Lawyers for Pakistan's President Pervez Musharraf argued in the Supreme Court yesterday that he should be allowed to run in an October 6 election despite opposition from parties demanding an end to military rule.
The Supreme Court, ringed by tight security to stop opposition protests, has been hearing challenges to Musharraf's plans to seek another term in office.
The court is hearing three petitions challenging Musharraf's right to retain the posts of president and army chief, the legality of being elected in uniform, and whether he can get a mandate from outgoing assemblies.
The court, which on Monday dismissed three other petitions on technical grounds, is expected to deliver a ruling this week.
Attorney General Malik Abdul Qayyum told the court Musharraf had the right to contest the election and the challenges had no merit. "They want to disrupt the election, they don't want this election to go ahead," Qayyum said. Musharraf has said he would quit the army after wining another term.
Qayyum said if not re-elected, Musharraf would remain army chief until a new president nominated a commander. Musharraf is both president and army chief under a law that expires at the end of the year. His term as president expires on November 15.
If the court blocks Musharraf, analysts say he might impose emergency rule. Or, he could dissolve parliament and try to get re-elected by new assemblies after general elections due by mid-January, though his coalition is likely to suffer losses.
An opposition alliance led by former Prime Minister Nawaz Sharif's party has said it would resign from assemblies should Musharraf's nomination accepted. However, it said its upper house Senators would vote for Wajihuddin Ahmed, a former Supreme Court judge who resigned in 2000 after refusing to swear allegiance to Musharraf.

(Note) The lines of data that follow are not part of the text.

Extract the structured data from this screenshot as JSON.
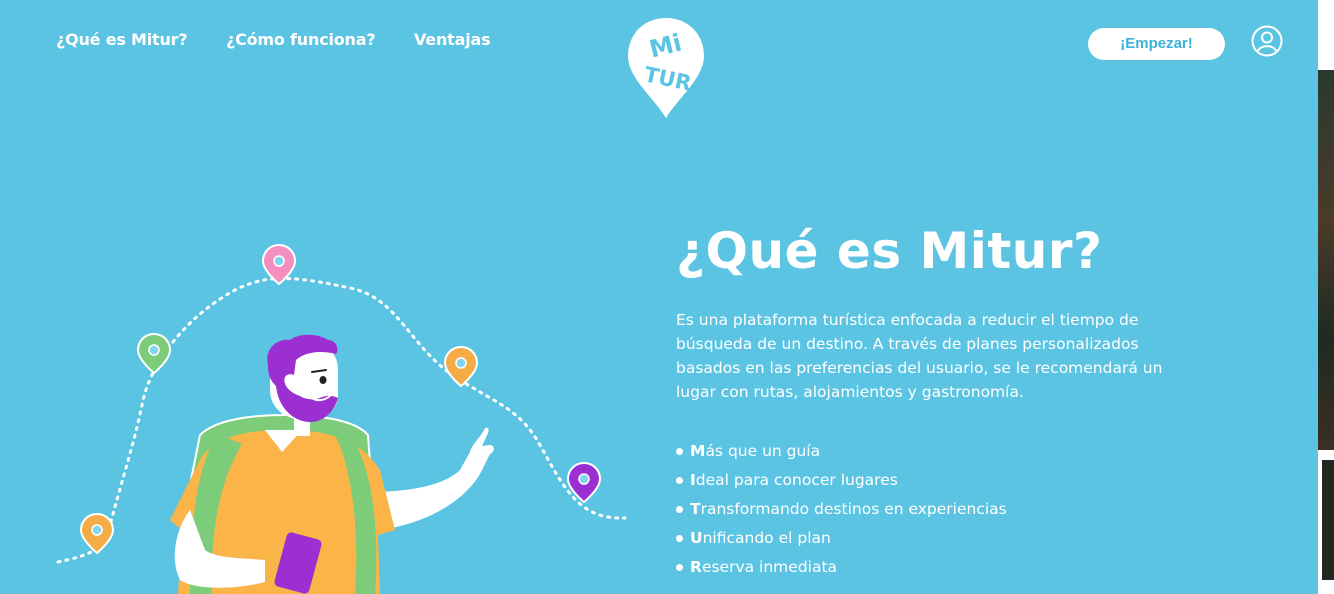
{
  "nav": {
    "links": [
      "¿Qué es Mitur?",
      "¿Cómo funciona?",
      "Ventajas"
    ],
    "cta_label": "¡Empezar!"
  },
  "logo": {
    "text_top": "Mi",
    "text_bottom": "TUR"
  },
  "main": {
    "title": "¿Qué es Mitur?",
    "description": "Es una plataforma turística enfocada a reducir el tiempo de búsqueda de un destino. A través de planes personalizados basados en las preferencias del usuario, se le recomendará un lugar con rutas, alojamientos y gastronomía.",
    "features": [
      {
        "initial": "M",
        "rest": "ás que un guía"
      },
      {
        "initial": "I",
        "rest": "deal para conocer lugares"
      },
      {
        "initial": "T",
        "rest": "ransformando destinos en experiencias"
      },
      {
        "initial": "U",
        "rest": "nificando el plan"
      },
      {
        "initial": "R",
        "rest": "eserva inmediata"
      }
    ]
  },
  "colors": {
    "background": "#5cc4e3",
    "accent_text": "#3bb2d8",
    "pin_pink": "#f48fc0",
    "pin_green": "#7ccc7a",
    "pin_orange": "#f6ac46",
    "pin_purple": "#9b2fd1",
    "hair_purple": "#9b2fd1",
    "shirt_orange": "#fbb448",
    "backpack_green": "#7ccc7a"
  }
}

An opposition walk-out would not stop the vote - Musharraf only needs a majority of votes cast.
The resignation threat lacks real bite unless the Pakistan People's Party of former Prime Minister Benazir Bhutto joins in.
Bhutto, who plans to return from self-imposed exile on October 18, has been negotiating a power-sharing pact with Musharraf but has been insisting he quit the army before running for re-relection.
Source: China Daily/agencies